Take a look at BUBBA – KAYTRANADA’s 17-track masterpiece that sees all but two tracks highlighting the vocal and lyrical work of at least on featuring guest spot. The Montreal producer is able to curate specifically for his friends, exhibiting his acquiescent compositional ability to adhere to the strengths of some of the world’s most notable artists. The result is a wide-ranging, transcendent, heavily collaborated album that for many of the artists involved, is home to their most creative, bold track to date. With Iman Omari, SiR, Mick Jenkins, Kali Uchis, Masego, VanJess, Estelle, Charlotte Day Wilson, GoldLink, Ari PenSmith, Durand Bernarr, Teedra Moses, Tinashe, and Pharrell gracing BUBBA’s credits, it’s hard to come up with a name whose sound would fit better while simultaneously pulling KAYTRANADA into a new experimental space, than that of Kojey Radical.
Kojey’s collaborative past is one brimming with unique producers, vocalists, lyricists, and rappers alike. But for the sake of a prospective collaboration between he and KAYTRANADA, his work with UK super producer, Swindle, and Dutch experimentalist, Jarreau Vandal is likely the most relevant. Can’t Go Back and Nothing Nice respectively put on display Kojey’s ability to use different elements of his wide-ranging aesthetic to adhere to the sound of a track’s overseeing production. He can rap, he can sing, he can recite bouts of hard-hitting emotion, and he can pursue all of them through a variety of differentiating vocal play. One of the broader musical talents in music today, he is an experimental producer’s dream come true.
How They Collaborate
This episode feels hand-picked. This collaboration just feels right. And a lot of that has to do with the fact that it’s probably going to happen at some point in the not-so-near future. KAYTRANADA has blown up since the release of 99.9%, but he’s never lost touch with the mosaic of up-and-coming talent whose sound would work best alongside his own, and whose talent would challenge him to keep evolving as a producer. Kojey Radical is amidst that glow-up as we speak. With Cashmere Tears haven’t sent waves of his imminent presence through just about every stylistic medium in music, one perhaps untapped to this point would be an electronically led direction. And by no measure is there a producer more suited for the task of shining Kojey’s sound in a new light than KAYTRANADA.
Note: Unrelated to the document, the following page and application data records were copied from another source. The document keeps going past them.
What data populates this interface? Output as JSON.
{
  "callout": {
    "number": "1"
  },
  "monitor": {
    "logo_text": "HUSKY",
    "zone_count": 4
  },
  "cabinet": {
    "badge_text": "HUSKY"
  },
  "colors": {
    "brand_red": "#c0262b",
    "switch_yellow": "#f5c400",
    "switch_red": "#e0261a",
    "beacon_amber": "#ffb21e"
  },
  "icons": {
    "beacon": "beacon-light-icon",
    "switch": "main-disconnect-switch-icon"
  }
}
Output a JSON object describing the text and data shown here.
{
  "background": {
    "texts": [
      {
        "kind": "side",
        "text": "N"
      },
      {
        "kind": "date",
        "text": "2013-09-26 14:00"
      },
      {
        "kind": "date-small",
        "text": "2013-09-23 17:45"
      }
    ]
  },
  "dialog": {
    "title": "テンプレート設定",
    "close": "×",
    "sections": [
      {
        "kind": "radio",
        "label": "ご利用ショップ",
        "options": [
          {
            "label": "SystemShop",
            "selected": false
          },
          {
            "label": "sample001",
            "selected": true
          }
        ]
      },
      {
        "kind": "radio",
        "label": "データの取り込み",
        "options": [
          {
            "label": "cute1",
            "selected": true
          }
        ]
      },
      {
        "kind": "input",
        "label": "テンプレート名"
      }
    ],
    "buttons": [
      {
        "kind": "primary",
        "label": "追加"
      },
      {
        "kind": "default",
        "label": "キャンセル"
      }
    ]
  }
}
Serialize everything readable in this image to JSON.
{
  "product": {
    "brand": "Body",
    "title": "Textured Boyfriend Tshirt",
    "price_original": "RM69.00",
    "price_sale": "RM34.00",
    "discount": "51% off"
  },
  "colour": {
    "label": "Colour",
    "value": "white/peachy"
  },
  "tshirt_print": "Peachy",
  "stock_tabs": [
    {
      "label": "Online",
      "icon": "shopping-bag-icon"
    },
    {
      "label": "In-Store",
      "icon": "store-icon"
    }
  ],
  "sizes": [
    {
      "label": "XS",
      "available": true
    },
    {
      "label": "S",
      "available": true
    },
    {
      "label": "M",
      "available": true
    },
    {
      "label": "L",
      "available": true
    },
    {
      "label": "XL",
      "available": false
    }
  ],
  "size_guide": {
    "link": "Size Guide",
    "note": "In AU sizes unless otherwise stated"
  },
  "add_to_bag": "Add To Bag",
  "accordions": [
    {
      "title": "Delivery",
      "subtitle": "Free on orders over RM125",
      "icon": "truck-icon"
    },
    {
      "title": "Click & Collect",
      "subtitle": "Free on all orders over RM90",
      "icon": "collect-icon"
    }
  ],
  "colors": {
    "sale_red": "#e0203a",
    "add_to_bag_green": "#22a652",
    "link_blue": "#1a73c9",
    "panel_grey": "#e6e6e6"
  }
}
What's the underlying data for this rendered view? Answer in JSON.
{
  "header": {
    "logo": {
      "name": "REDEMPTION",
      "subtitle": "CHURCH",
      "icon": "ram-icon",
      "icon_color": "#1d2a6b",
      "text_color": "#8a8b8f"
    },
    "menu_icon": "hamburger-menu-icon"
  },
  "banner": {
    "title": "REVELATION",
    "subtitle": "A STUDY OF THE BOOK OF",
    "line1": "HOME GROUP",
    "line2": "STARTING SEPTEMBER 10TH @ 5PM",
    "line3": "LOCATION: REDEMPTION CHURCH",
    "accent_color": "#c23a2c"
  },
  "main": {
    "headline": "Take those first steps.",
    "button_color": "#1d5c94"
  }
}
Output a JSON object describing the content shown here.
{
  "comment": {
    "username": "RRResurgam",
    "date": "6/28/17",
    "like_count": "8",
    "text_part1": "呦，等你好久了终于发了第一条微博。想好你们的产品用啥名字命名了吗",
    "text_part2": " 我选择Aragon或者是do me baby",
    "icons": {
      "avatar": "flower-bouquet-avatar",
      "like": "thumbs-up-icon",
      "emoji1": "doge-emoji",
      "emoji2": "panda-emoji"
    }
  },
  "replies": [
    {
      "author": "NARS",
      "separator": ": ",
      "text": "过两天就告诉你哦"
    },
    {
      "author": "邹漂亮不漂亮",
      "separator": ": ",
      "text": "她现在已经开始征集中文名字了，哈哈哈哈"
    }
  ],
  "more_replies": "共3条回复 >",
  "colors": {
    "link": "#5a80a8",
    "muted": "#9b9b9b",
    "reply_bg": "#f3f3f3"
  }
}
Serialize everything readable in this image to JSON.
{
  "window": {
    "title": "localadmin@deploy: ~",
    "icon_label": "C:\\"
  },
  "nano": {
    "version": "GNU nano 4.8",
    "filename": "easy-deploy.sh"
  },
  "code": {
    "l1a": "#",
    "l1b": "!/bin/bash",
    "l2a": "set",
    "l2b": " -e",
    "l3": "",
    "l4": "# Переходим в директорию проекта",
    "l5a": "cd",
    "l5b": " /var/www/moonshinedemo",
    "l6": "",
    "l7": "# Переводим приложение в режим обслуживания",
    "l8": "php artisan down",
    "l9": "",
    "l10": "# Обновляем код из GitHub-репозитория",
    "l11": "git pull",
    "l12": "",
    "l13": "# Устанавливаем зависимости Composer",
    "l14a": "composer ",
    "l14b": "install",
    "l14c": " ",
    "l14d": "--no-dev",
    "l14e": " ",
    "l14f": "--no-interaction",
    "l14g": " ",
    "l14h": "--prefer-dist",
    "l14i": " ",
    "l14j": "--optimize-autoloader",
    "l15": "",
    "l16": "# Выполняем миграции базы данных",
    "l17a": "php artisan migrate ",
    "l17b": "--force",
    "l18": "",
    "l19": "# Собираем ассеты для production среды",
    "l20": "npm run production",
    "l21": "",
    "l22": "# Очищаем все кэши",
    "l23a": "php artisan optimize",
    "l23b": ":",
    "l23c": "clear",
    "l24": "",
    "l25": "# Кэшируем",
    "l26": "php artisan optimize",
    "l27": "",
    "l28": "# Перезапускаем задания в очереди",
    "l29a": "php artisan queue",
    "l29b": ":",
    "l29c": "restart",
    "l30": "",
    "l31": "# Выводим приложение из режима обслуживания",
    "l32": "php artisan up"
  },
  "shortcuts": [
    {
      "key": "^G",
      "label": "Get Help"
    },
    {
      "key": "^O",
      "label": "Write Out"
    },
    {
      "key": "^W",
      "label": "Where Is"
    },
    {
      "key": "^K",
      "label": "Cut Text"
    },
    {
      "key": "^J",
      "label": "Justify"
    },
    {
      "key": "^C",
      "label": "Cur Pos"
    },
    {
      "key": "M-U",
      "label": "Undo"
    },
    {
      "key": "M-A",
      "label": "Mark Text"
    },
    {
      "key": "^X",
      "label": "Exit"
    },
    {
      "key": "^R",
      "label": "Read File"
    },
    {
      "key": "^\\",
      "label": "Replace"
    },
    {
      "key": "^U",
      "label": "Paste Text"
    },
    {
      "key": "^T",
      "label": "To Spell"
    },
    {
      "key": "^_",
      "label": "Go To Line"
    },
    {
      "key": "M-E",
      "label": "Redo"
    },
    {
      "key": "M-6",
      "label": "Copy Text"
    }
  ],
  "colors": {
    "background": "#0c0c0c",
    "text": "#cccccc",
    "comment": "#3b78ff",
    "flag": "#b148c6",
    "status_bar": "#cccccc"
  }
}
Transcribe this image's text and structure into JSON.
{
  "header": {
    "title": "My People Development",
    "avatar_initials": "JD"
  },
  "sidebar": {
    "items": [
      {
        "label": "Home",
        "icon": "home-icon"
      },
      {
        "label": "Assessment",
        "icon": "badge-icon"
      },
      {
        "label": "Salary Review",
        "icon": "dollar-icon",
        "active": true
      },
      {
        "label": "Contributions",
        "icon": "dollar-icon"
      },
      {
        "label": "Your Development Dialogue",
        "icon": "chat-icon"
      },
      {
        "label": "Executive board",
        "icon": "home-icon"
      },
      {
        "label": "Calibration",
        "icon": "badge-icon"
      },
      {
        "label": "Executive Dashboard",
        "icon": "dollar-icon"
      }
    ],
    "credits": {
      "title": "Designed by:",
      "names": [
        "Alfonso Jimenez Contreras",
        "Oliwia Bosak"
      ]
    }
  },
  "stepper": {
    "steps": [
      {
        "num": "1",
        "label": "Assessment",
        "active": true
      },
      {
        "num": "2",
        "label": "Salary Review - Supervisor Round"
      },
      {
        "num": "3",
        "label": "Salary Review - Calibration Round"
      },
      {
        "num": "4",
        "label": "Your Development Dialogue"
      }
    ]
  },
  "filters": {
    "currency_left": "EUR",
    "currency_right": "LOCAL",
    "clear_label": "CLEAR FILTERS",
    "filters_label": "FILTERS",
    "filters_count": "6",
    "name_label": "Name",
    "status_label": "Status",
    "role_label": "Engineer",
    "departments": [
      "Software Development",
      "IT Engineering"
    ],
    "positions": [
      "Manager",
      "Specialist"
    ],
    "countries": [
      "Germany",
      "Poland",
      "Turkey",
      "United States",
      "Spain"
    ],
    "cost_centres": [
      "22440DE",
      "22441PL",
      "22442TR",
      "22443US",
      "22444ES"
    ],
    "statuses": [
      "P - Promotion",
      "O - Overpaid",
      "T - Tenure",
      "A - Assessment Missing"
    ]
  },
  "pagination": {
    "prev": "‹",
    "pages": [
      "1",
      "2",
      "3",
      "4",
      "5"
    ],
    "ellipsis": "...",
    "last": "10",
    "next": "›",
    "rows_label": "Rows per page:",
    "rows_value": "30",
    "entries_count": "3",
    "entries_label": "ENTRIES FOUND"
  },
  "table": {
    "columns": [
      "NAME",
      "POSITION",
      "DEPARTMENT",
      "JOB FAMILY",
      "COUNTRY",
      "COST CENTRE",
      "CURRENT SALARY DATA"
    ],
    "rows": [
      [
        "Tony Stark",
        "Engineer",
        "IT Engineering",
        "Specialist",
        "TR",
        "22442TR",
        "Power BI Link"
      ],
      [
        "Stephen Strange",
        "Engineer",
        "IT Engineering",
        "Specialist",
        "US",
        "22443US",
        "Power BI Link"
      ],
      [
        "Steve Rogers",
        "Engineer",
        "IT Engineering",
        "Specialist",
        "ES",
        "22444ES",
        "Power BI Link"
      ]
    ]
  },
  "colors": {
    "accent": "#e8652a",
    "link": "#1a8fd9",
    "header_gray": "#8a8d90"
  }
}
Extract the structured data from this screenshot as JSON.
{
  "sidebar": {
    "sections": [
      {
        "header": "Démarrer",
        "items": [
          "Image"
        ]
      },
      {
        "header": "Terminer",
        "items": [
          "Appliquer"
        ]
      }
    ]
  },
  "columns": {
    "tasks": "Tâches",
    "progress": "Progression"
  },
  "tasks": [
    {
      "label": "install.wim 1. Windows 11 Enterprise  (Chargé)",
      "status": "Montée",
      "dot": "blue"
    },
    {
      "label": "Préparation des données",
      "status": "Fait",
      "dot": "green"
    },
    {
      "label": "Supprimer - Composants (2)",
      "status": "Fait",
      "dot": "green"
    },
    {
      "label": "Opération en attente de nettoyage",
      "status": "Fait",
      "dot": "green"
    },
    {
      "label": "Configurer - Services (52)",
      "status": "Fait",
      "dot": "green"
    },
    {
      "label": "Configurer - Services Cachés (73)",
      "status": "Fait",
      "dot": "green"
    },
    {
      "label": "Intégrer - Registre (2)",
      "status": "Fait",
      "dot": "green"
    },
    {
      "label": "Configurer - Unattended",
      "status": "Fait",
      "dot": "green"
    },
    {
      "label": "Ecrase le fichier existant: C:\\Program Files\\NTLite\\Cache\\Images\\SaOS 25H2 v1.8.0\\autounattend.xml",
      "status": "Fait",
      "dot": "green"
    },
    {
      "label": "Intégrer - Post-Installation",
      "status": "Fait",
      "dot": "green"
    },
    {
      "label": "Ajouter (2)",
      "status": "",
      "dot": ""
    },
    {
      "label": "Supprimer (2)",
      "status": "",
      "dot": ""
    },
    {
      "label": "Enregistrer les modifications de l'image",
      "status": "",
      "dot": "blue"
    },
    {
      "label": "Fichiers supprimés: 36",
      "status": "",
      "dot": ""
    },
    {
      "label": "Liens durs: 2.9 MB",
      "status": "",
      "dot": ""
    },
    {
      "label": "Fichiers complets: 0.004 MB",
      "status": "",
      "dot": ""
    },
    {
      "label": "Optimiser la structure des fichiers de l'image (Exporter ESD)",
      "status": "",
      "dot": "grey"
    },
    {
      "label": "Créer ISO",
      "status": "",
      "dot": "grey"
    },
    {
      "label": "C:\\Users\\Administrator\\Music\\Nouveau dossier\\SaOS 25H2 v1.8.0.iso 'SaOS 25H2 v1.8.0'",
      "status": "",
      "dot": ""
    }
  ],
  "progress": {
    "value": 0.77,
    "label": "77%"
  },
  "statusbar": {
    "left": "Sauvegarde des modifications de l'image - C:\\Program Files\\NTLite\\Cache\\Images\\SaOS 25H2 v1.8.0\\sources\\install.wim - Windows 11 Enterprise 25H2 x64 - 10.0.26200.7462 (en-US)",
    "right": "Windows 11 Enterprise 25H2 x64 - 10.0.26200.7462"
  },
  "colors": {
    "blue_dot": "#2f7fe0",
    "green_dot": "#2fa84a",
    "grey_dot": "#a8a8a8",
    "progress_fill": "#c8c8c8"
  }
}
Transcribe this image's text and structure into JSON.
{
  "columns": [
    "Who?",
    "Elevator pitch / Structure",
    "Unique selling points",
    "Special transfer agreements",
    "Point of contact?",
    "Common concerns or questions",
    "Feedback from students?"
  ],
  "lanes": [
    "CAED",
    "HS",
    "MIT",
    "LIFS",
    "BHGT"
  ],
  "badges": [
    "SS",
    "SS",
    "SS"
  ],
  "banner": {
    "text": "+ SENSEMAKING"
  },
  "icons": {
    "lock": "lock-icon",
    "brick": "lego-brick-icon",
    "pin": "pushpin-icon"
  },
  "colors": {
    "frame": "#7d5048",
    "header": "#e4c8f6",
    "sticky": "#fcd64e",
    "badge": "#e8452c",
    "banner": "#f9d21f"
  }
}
Whether a simple single to start or an Anderson .Paak – Knxwledge-esque project in full, Kojey Radical and KAYTRANADA can – and will – change music together.